What lines below include the string "Fore"? Pick them out and copy them.

◆ **PROVIDED DATA**

^^^^

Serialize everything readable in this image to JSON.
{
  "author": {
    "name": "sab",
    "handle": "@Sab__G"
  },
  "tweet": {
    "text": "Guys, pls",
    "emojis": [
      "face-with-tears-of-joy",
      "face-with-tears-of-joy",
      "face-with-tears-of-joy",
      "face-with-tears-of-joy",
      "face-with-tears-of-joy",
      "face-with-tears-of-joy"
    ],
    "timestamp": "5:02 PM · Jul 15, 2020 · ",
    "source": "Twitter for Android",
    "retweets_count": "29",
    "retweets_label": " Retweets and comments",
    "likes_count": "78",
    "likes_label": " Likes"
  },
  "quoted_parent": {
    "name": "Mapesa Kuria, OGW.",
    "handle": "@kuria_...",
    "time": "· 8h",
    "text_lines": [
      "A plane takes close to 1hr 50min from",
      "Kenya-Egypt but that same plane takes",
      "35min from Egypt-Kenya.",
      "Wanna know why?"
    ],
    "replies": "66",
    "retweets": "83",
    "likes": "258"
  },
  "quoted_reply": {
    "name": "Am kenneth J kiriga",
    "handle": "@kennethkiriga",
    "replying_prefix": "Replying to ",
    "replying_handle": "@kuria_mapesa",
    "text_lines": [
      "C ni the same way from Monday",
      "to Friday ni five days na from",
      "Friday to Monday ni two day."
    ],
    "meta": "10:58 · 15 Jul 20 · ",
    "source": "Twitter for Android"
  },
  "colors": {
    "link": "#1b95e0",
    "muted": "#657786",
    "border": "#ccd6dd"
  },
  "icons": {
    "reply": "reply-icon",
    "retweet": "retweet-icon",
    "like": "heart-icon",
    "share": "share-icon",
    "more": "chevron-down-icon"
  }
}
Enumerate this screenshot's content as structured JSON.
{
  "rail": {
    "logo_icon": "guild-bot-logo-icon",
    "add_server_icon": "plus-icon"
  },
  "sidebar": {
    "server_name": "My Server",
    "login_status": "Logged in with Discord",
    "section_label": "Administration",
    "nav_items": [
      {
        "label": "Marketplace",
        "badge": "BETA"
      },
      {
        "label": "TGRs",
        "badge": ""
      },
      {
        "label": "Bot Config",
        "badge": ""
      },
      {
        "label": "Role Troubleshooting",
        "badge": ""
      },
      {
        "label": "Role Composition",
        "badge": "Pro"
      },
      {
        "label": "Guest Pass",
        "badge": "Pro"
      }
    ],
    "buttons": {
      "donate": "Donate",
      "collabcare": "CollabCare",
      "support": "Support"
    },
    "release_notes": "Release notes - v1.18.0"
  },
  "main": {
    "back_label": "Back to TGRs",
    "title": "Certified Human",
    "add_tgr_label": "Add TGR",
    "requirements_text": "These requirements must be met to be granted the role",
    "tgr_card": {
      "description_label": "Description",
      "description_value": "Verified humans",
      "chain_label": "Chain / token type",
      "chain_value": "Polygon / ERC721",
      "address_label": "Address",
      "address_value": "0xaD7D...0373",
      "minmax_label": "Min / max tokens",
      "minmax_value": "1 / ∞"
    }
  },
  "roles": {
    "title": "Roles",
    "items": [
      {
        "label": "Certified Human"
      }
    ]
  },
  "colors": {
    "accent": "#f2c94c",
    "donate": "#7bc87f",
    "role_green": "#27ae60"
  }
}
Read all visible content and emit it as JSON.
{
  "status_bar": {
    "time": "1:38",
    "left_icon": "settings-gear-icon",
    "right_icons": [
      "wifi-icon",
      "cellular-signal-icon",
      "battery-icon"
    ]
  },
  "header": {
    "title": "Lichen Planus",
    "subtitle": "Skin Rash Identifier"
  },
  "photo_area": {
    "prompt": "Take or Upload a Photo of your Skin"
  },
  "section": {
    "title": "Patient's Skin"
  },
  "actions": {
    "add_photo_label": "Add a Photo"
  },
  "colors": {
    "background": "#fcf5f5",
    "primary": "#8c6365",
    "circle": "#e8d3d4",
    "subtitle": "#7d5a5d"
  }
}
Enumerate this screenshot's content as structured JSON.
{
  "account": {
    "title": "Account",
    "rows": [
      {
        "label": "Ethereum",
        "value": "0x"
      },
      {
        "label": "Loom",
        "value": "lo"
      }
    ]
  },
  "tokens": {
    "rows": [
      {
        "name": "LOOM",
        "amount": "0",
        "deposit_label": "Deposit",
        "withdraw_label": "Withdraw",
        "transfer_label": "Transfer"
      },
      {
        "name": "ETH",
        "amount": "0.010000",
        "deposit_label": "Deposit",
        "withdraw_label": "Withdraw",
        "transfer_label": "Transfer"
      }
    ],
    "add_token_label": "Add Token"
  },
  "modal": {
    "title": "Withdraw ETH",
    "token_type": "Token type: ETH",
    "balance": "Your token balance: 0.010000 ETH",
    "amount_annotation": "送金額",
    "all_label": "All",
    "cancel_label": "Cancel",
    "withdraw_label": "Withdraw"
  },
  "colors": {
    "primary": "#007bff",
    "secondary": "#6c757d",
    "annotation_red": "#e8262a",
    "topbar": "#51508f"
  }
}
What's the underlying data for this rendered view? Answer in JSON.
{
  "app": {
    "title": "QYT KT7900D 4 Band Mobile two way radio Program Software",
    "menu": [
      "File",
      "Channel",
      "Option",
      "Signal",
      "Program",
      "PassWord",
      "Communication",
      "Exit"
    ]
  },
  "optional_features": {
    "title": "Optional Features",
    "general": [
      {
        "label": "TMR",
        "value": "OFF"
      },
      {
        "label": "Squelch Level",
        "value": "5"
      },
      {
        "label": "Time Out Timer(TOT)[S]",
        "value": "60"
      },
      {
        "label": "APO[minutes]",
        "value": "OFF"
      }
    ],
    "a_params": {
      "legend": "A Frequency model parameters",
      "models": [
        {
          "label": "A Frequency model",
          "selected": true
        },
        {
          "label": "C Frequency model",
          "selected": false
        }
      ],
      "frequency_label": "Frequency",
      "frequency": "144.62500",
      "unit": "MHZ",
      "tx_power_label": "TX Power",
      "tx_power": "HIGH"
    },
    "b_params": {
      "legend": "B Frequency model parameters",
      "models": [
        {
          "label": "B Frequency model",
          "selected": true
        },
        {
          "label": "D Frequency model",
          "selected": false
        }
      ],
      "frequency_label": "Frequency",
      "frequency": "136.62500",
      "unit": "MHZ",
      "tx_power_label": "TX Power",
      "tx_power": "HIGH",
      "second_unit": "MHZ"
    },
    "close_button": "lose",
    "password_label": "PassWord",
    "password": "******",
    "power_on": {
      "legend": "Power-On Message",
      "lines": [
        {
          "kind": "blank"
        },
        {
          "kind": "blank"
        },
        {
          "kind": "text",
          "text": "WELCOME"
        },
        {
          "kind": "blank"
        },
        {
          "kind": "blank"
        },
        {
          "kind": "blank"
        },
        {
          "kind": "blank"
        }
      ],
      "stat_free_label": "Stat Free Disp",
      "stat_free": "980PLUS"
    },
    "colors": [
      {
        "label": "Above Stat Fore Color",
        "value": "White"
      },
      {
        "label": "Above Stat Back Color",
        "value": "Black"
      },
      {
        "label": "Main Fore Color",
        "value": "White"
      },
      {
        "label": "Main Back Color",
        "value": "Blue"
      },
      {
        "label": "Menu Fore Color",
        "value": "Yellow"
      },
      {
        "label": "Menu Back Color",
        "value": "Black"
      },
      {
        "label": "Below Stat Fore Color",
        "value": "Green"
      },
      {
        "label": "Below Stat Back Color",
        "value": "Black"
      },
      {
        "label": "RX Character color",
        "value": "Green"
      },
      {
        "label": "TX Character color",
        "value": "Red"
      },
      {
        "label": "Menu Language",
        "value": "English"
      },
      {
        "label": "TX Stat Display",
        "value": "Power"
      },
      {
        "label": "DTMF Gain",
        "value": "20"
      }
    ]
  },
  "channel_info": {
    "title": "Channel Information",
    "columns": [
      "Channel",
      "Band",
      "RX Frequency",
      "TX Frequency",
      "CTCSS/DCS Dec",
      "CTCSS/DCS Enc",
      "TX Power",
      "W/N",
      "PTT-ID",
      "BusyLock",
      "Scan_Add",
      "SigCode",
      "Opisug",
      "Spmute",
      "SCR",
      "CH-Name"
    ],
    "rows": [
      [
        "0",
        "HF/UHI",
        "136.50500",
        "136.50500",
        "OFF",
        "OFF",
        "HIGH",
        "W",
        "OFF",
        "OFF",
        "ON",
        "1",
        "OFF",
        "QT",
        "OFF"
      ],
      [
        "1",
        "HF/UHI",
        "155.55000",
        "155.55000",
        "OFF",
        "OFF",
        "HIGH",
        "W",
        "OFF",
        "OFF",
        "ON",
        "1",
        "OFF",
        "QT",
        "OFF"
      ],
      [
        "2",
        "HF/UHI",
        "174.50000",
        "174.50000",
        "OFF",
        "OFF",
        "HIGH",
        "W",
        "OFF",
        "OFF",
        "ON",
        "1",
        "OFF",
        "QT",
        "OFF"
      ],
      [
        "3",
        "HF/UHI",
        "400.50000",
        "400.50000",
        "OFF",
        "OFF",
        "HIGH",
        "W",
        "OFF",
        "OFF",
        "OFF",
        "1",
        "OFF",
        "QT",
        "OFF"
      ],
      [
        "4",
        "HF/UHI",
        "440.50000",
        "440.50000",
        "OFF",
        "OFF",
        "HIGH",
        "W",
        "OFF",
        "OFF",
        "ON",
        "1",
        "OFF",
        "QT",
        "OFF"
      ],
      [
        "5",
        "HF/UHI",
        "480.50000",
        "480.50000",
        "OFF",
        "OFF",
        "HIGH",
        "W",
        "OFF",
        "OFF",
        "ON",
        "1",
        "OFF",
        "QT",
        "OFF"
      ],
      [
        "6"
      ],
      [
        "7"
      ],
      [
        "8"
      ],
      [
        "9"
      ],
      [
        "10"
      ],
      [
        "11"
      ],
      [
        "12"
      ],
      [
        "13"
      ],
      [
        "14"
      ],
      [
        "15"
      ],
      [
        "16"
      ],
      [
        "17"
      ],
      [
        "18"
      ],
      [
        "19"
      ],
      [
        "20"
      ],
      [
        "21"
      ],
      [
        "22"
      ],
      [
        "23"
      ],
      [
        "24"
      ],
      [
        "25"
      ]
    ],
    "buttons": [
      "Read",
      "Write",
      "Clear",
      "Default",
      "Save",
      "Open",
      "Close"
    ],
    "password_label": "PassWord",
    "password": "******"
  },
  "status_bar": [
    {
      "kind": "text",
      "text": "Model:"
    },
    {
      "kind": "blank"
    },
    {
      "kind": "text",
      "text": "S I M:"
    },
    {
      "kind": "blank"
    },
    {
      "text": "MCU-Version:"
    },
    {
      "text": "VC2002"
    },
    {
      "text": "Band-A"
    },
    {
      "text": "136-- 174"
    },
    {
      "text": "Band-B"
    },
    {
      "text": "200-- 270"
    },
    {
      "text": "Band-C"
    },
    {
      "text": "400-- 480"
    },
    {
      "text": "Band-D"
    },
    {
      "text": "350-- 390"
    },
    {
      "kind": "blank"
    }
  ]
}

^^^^

◆ **RESPONSE BELOW**
        "label": "Above Stat Fore Color",
        "label": "Main Fore Color",
        "label": "Menu Fore Color",
        "label": "Below Stat Fore Color",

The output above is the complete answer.